3D sport channel on ESPN to close after three years
- 13 June 2013
- From the section Entertainment & Arts
Sports network ESPN is to close its 3D channel in the US because of a lack of uptake.
It had been called a turning point for 3D when the Disney-owned company launched the cable channel three years ago.
Despite declining costs for 3D televisions, however, consumers have not taken to the channel.
Recent figures from the US show no more than 120,000 people are watching 3D channels at any one time.
The world's first 24/7 all-sports 3D channel kicked off with the 2010 World Cup match South Africa versus Mexico.
ESPN president George Bodenheimer said at the time that the network's commitment to 3D was a "win for fans" that would put it "at the forefront of the next big advance for TV viewing".
Spokeswoman Katina Arnold said ESPN would be committing their 3D resources to "other products and services that will better serve fans".
The network will continue to experiment with other technologies, including Ultra High Definition.
The channel will close by the end of the year, though Arnold said the network could return to 3D programming "if or when 3D does take off".
No longer promoted
In the UK, Sky continue to expand their 3D sports coverage.
In February they broadcasted Formula 1 in 3D for the first time - the 14th sport to be broadcast in 3D by the channel.

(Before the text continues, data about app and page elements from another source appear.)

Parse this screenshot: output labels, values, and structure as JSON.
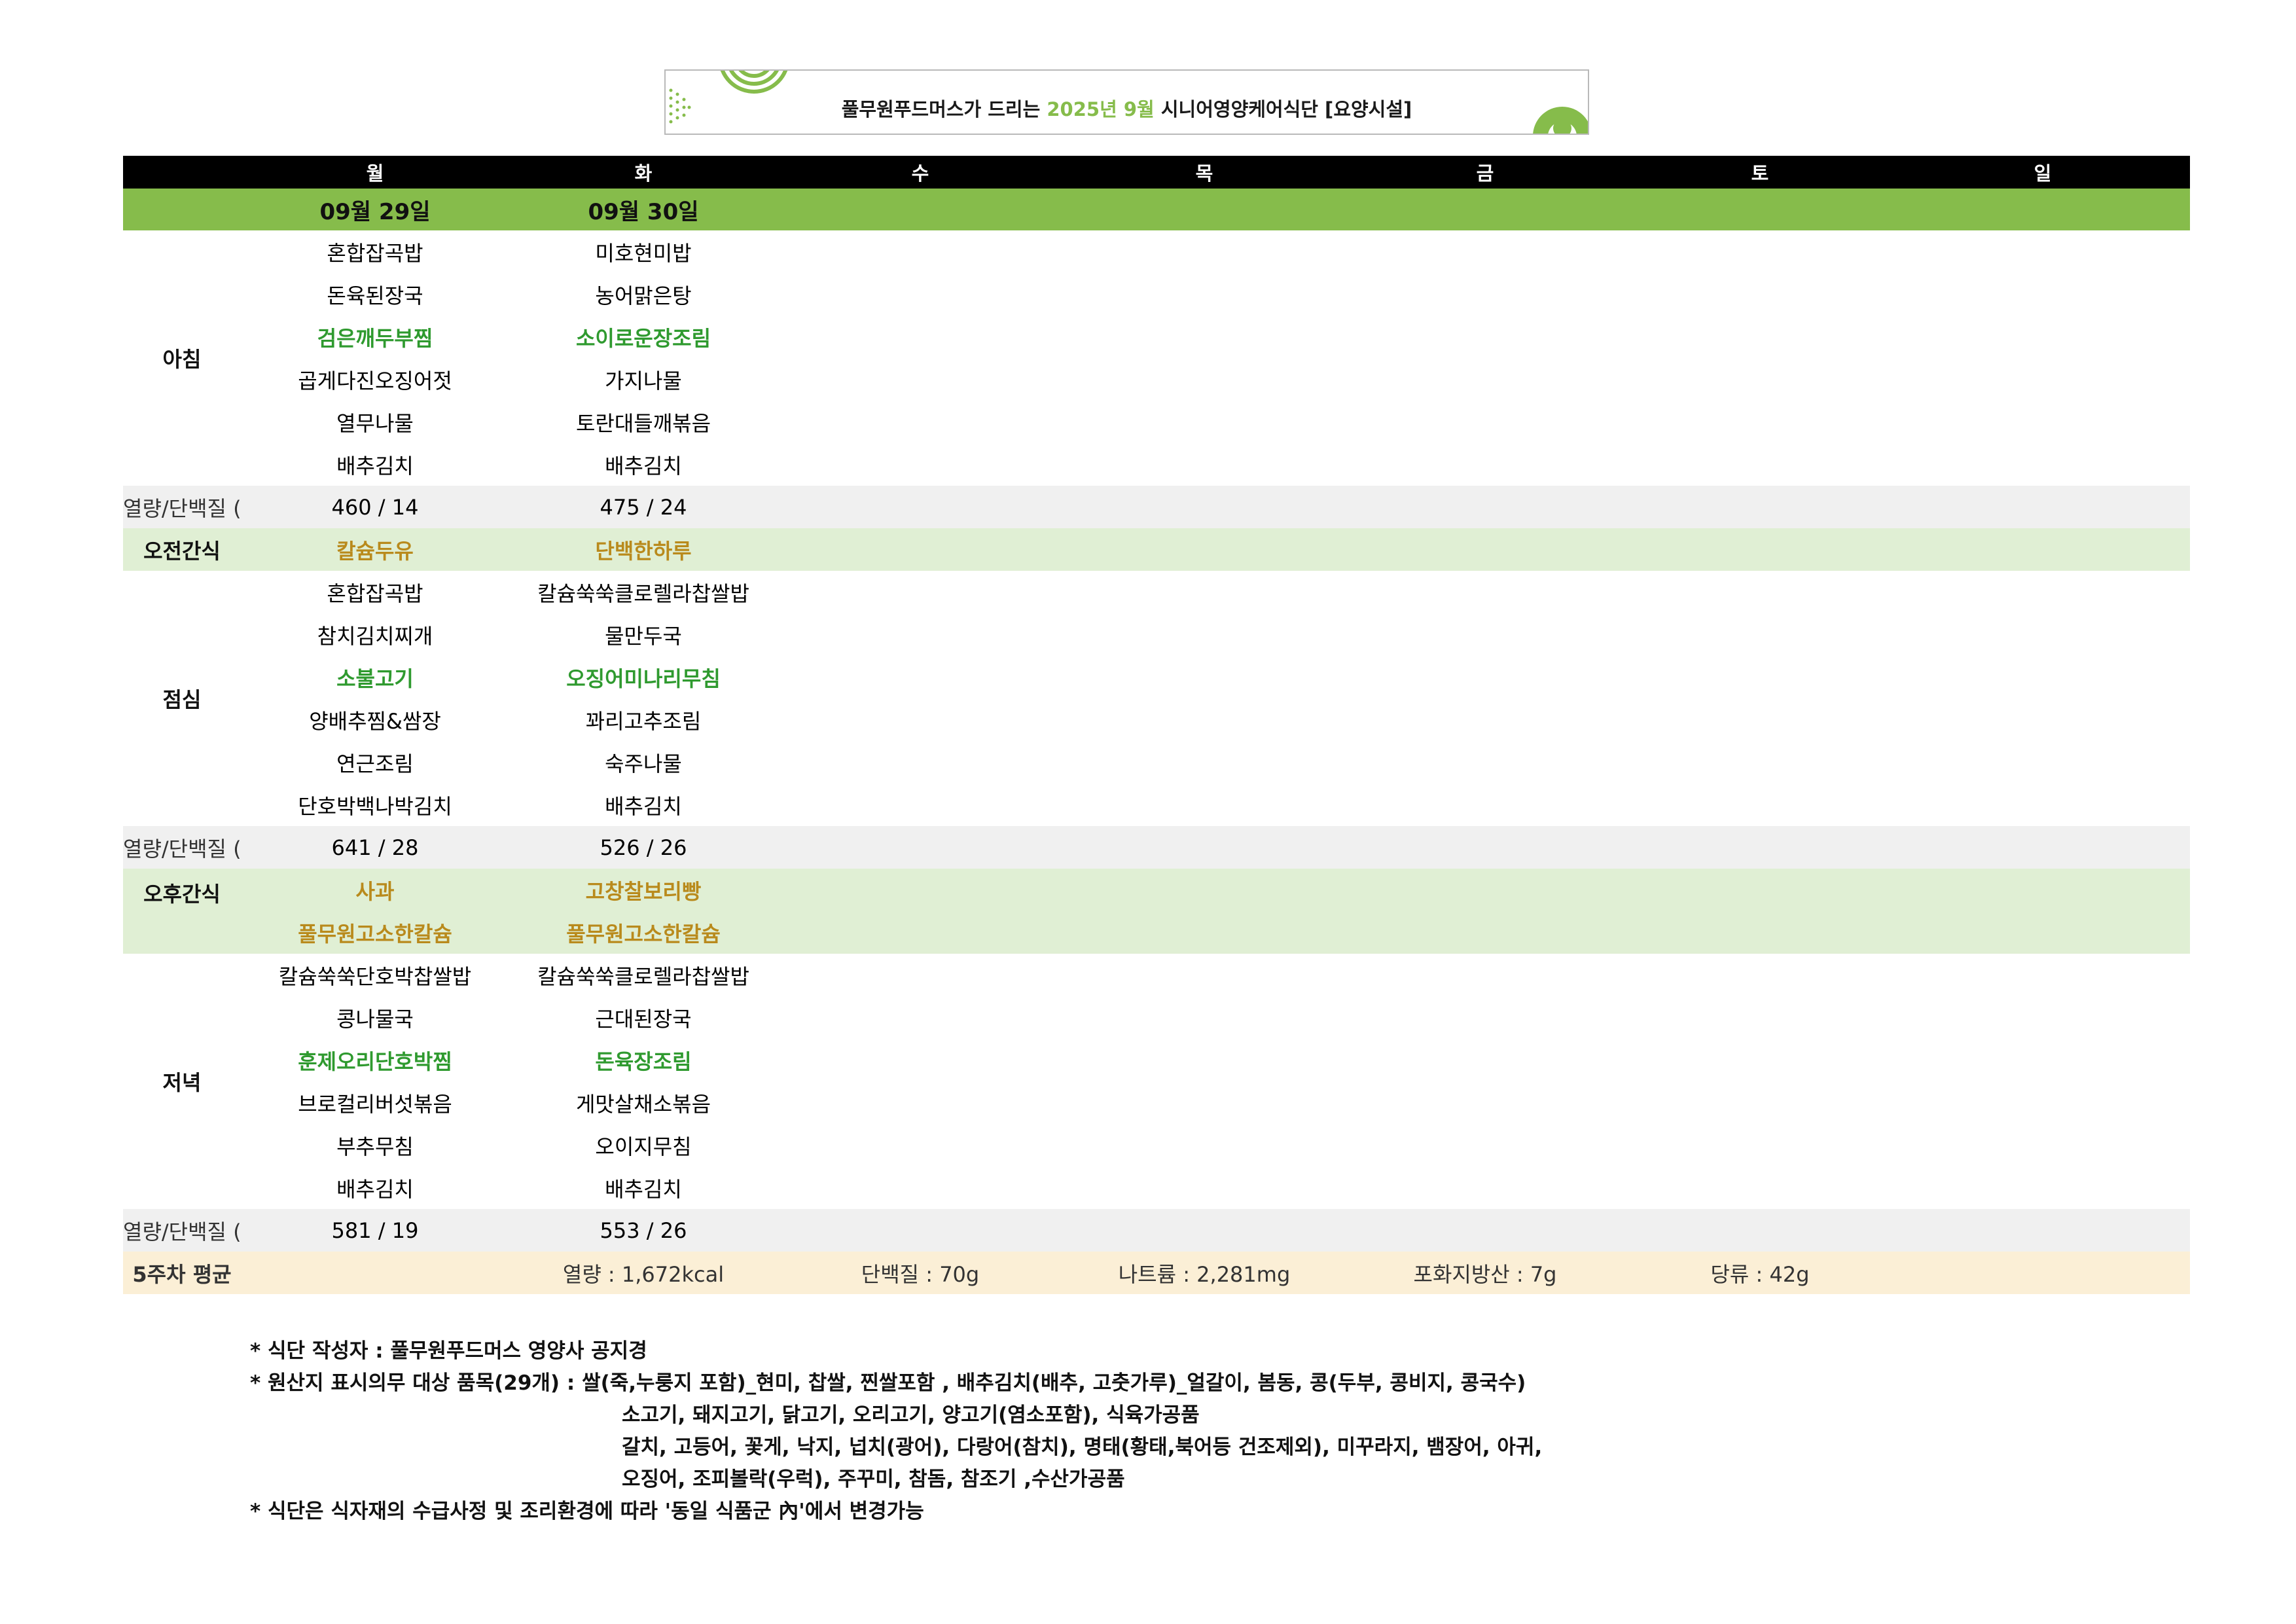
{
  "header": {
    "title_pre": "풀무원푸드머스가 드리는",
    "title_highlight": "2025년 9월",
    "title_post": "시니어영양케어식단 [요양시설]",
    "accent_color": "#86bc4b"
  },
  "days": [
    "월",
    "화",
    "수",
    "목",
    "금",
    "토",
    "일"
  ],
  "dates": [
    "09월 29일",
    "09월 30일"
  ],
  "meals": {
    "breakfast": {
      "label": "아침",
      "mon": [
        "혼합잡곡밥",
        "돈육된장국",
        "검은깨두부찜",
        "곱게다진오징어젓",
        "열무나물",
        "배추김치"
      ],
      "tue": [
        "미호현미밥",
        "농어맑은탕",
        "소이로운장조림",
        "가지나물",
        "토란대들깨볶음",
        "배추김치"
      ]
    },
    "am_snack": {
      "label": "오전간식",
      "mon": "칼슘두유",
      "tue": "단백한하루"
    },
    "lunch": {
      "label": "점심",
      "mon": [
        "혼합잡곡밥",
        "참치김치찌개",
        "소불고기",
        "양배추찜&쌈장",
        "연근조림",
        "단호박백나박김치"
      ],
      "tue": [
        "칼슘쑥쑥클로렐라찹쌀밥",
        "물만두국",
        "오징어미나리무침",
        "꽈리고추조림",
        "숙주나물",
        "배추김치"
      ]
    },
    "pm_snack": {
      "label": "오후간식",
      "mon": [
        "사과",
        "풀무원고소한칼슘"
      ],
      "tue": [
        "고창찰보리빵",
        "풀무원고소한칼슘"
      ]
    },
    "dinner": {
      "label": "저녁",
      "mon": [
        "칼슘쑥쑥단호박찹쌀밥",
        "콩나물국",
        "훈제오리단호박찜",
        "브로컬리버섯볶음",
        "부추무침",
        "배추김치"
      ],
      "tue": [
        "칼슘쑥쑥클로렐라찹쌀밥",
        "근대된장국",
        "돈육장조림",
        "게맛살채소볶음",
        "오이지무침",
        "배추김치"
      ]
    }
  },
  "kcal_label": "열량/단백질 (kcal/g)",
  "kcal": {
    "breakfast": [
      "460 / 14",
      "475 / 24"
    ],
    "lunch": [
      "641 / 28",
      "526 / 26"
    ],
    "dinner": [
      "581 / 19",
      "553 / 26"
    ]
  },
  "summary": {
    "label": "5주차 평균",
    "calories": "열량 : 1,672kcal",
    "protein": "단백질 : 70g",
    "sodium": "나트륨 : 2,281mg",
    "sat_fat": "포화지방산 : 7g",
    "sugar": "당류 : 42g"
  },
  "notes": [
    "* 식단 작성자 : 풀무원푸드머스 영양사 공지경",
    "* 원산지 표시의무 대상 품목(29개) : 쌀(죽,누룽지 포함)_현미, 찹쌀, 찐쌀포함 , 배추김치(배추, 고춧가루)_얼갈이, 봄동, 콩(두부, 콩비지, 콩국수)",
    "소고기, 돼지고기, 닭고기, 오리고기, 양고기(염소포함), 식육가공품",
    "갈치, 고등어, 꽃게, 낙지, 넙치(광어), 다랑어(참치), 명태(황태,북어등 건조제외), 미꾸라지, 뱀장어, 아귀,",
    "오징어, 조피볼락(우럭), 주꾸미, 참돔, 참조기 ,수산가공품",
    "* 식단은 식자재의 수급사정 및 조리환경에 따라 '동일 식품군 內'에서 변경가능"
  ]
}
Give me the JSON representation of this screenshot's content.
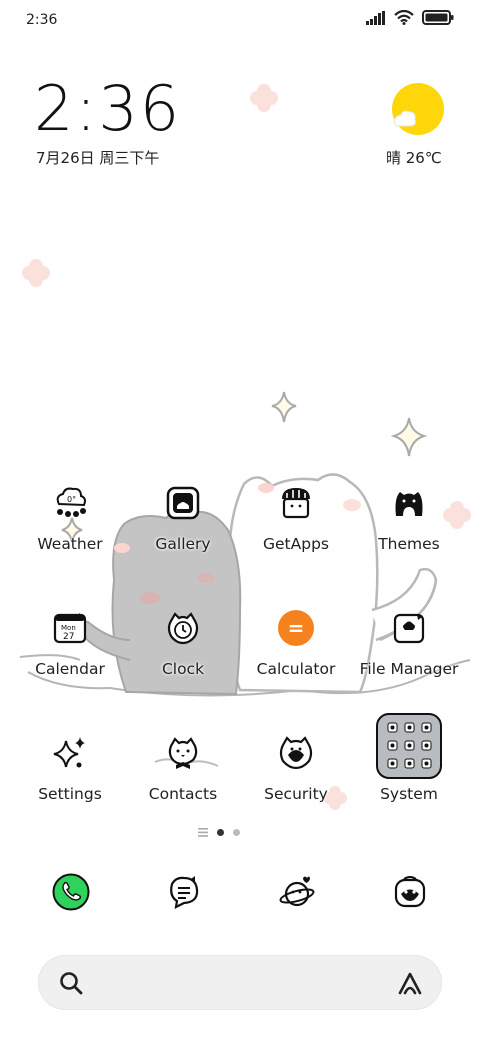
{
  "status_bar": {
    "time": "2:36",
    "icons": [
      "signal-icon",
      "wifi-icon",
      "battery-icon"
    ]
  },
  "clock_widget": {
    "time": "2:36",
    "date": "7月26日 周三下午",
    "weather": "晴 26℃",
    "weather_icon": "sunny-cloud-icon"
  },
  "apps": [
    {
      "label": "Weather",
      "icon": "weather-cloud-icon"
    },
    {
      "label": "Gallery",
      "icon": "gallery-icon"
    },
    {
      "label": "GetApps",
      "icon": "getapps-store-icon"
    },
    {
      "label": "Themes",
      "icon": "themes-cat-icon"
    },
    {
      "label": "Calendar",
      "icon": "calendar-icon"
    },
    {
      "label": "Clock",
      "icon": "clock-icon"
    },
    {
      "label": "Calculator",
      "icon": "calculator-icon"
    },
    {
      "label": "File Manager",
      "icon": "file-manager-icon"
    },
    {
      "label": "Settings",
      "icon": "sparkle-settings-icon"
    },
    {
      "label": "Contacts",
      "icon": "contacts-icon"
    },
    {
      "label": "Security",
      "icon": "security-icon"
    },
    {
      "label": "System",
      "icon": "system-folder-icon"
    }
  ],
  "calendar_icon_text": {
    "month": "Mon",
    "day": "27"
  },
  "calculator_symbol": "=",
  "dock": [
    {
      "icon": "phone-icon"
    },
    {
      "icon": "messages-icon"
    },
    {
      "icon": "browser-planet-icon"
    },
    {
      "icon": "camera-robot-icon"
    }
  ],
  "page_indicator": {
    "pages": 2,
    "current": 1
  },
  "colors": {
    "sun": "#ffd60a",
    "calculator": "#f5821f",
    "phone": "#2fd35c",
    "cat_gray": "#c4c4c4"
  }
}
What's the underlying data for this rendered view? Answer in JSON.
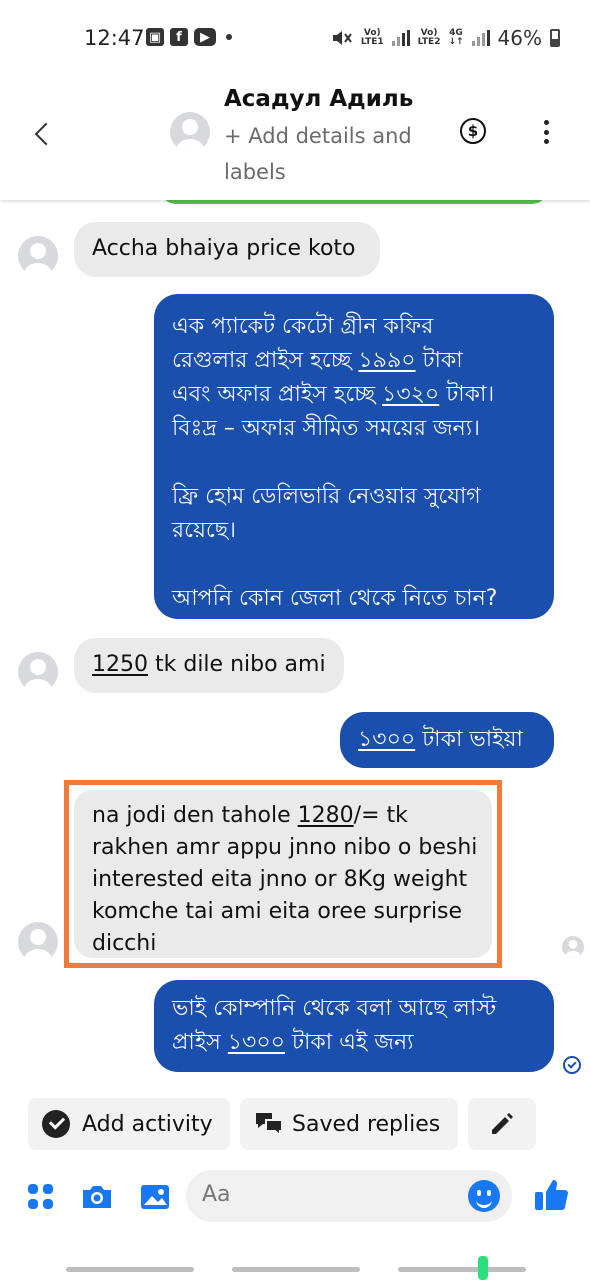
{
  "status_bar": {
    "time": "12:47",
    "battery": "46%",
    "sim1": [
      "Vo)",
      "LTE1"
    ],
    "sim2": [
      "Vo)",
      "LTE2"
    ],
    "net": "4G",
    "icons": [
      "gallery-icon",
      "facebook-icon",
      "youtube-icon",
      "mute-icon"
    ]
  },
  "header": {
    "name": "Асадул Адиль",
    "subtitle": "+ Add details and labels"
  },
  "messages": [
    {
      "direction": "in",
      "text": "Accha bhaiya price koto"
    },
    {
      "direction": "out",
      "lines": [
        "এক প্যাকেট কেটো গ্রীন কফির",
        "রেগুলার প্রাইস হচ্ছে",
        "১৯৯০",
        "টাকা",
        "এবং অফার প্রাইস হচ্ছে",
        "১৩২০",
        "টাকা।",
        "বিঃদ্র – অফার সীমিত সময়ের জন্য।",
        "ফ্রি হোম ডেলিভারি নেওয়ার সুযোগ",
        "রয়েছে।",
        "আপনি কোন জেলা থেকে নিতে চান?"
      ]
    },
    {
      "direction": "in",
      "num": "1250",
      "rest": " tk dile nibo ami"
    },
    {
      "direction": "out",
      "num": "১৩০০",
      "rest": " টাকা ভাইয়া"
    },
    {
      "direction": "in",
      "highlighted": true,
      "line1_pre": "na jodi den tahole ",
      "line1_num": "1280",
      "line1_post": "/= tk",
      "line2": "rakhen amr appu jnno nibo o beshi",
      "line3": "interested eita jnno or 8Kg weight",
      "line4": "komche tai ami eita oree surprise",
      "line5": "dicchi"
    },
    {
      "direction": "out",
      "line1": "ভাই কোম্পানি থেকে বলা আছে লাস্ট",
      "line2_pre": "প্রাইস ",
      "line2_num": "১৩০০",
      "line2_post": " টাকা এই জন্য"
    }
  ],
  "quick_actions": {
    "add_activity": "Add activity",
    "saved_replies": "Saved replies"
  },
  "composer": {
    "placeholder": "Aa"
  },
  "colors": {
    "outgoing_bubble": "#1a4fad",
    "incoming_bubble": "#eaeaea",
    "highlight_border": "#f07a3a",
    "messenger_blue": "#1877f2"
  }
}
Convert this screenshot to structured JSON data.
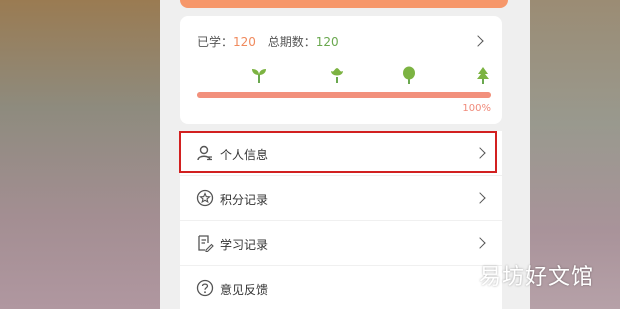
{
  "progress_card": {
    "learned_label": "已学：",
    "learned_value": "120",
    "total_label": "总期数：",
    "total_value": "120",
    "progress_fraction": 1.0,
    "progress_text": "100%",
    "stage_icons": [
      "sprout-icon",
      "bud-icon",
      "tree-icon",
      "pine-tree-icon"
    ]
  },
  "menu": {
    "items": [
      {
        "label": "个人信息",
        "icon": "user-profile-icon"
      },
      {
        "label": "积分记录",
        "icon": "star-badge-icon"
      },
      {
        "label": "学习记录",
        "icon": "notebook-edit-icon"
      },
      {
        "label": "意见反馈",
        "icon": "question-circle-icon"
      }
    ]
  },
  "highlight": {
    "target": "个人信息"
  },
  "watermark": {
    "text": "易坊好文馆"
  },
  "colors": {
    "accent_orange": "#f6976a",
    "progress_fill": "#f2907c",
    "green": "#6aa84f",
    "highlight_red": "#d22020"
  }
}
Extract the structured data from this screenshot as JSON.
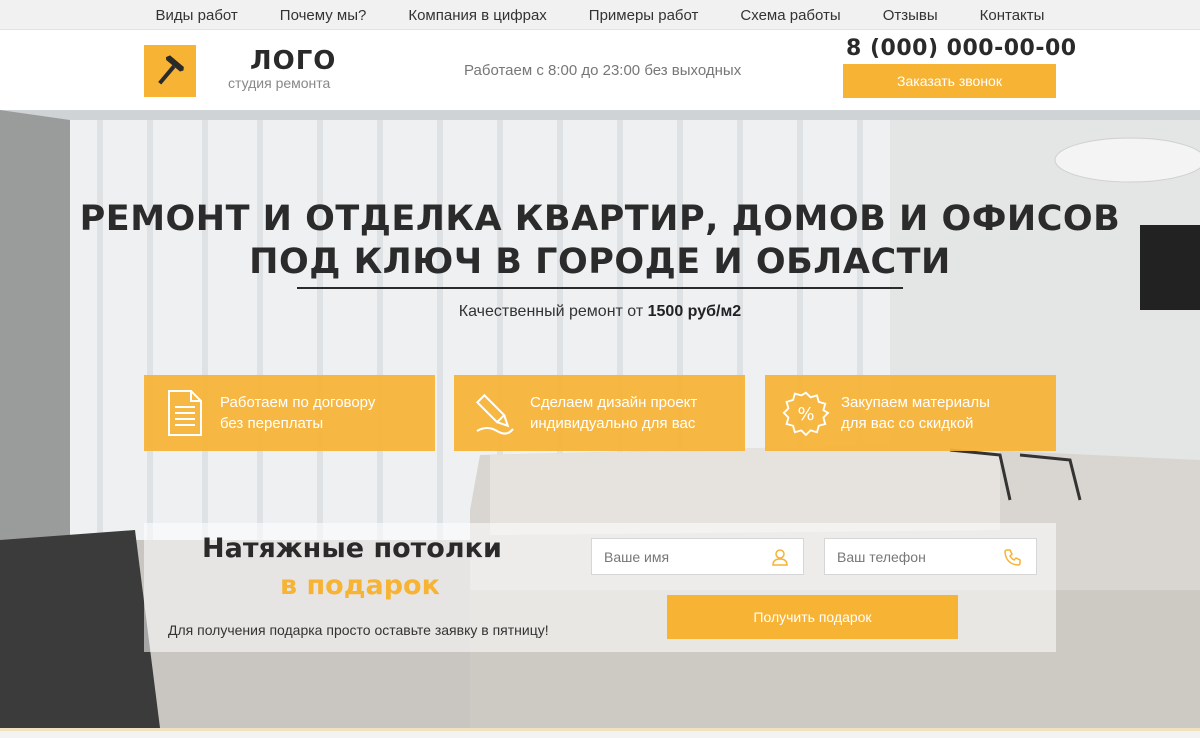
{
  "nav": {
    "items": [
      "Виды работ",
      "Почему мы?",
      "Компания в цифрах",
      "Примеры работ",
      "Схема работы",
      "Отзывы",
      "Контакты"
    ]
  },
  "header": {
    "logo_title": "ЛОГО",
    "logo_subtitle": "студия ремонта",
    "logo_icon": "hammer-icon",
    "hours": "Работаем с 8:00 до 23:00 без выходных",
    "phone": "8 (000) 000-00-00",
    "call_button": "Заказать звонок"
  },
  "hero": {
    "title_line1": "РЕМОНТ И ОТДЕЛКА КВАРТИР, ДОМОВ И ОФИСОВ",
    "title_line2": "ПОД КЛЮЧ В ГОРОДЕ И ОБЛАСТИ",
    "subtitle_prefix": "Качественный ремонт от ",
    "subtitle_price": "1500 руб/м2",
    "features": [
      {
        "icon": "document-icon",
        "line1": "Работаем по договору",
        "line2": "без переплаты"
      },
      {
        "icon": "pen-icon",
        "line1": "Сделаем дизайн проект",
        "line2": "индивидуально для вас"
      },
      {
        "icon": "percent-badge-icon",
        "line1": "Закупаем материалы",
        "line2": "для вас со скидкой"
      }
    ]
  },
  "gift": {
    "title_line1": "Натяжные потолки",
    "title_line2": "в подарок",
    "note": "Для получения подарка просто оставьте заявку в пятницу!",
    "name_placeholder": "Ваше имя",
    "phone_placeholder": "Ваш телефон",
    "button": "Получить подарок"
  },
  "colors": {
    "accent": "#f7b334",
    "text_dark": "#2a2a2a"
  }
}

Earlier this month, however, retailer John Lewis suggested there was "not much interest left in 3D TV".
John Kempner, vision buyer at John Lewis, said there was still "an interest, but it's not the primary purchase decision anymore".
Many of the new TVs being released still support 3D, but it is no longer being promoted as a big feature.
Smart TVs and Ultra High Definition are now seen as more appealing, with Ultra High Definition broadcasts offering four times the amount of detail as HD content.
Also in development is 8K TV technology, which will supposedly offer a 3D-like experience due to the high resolution of its image.
Japanese company NHK showed off their technology during last summer's London Olympics.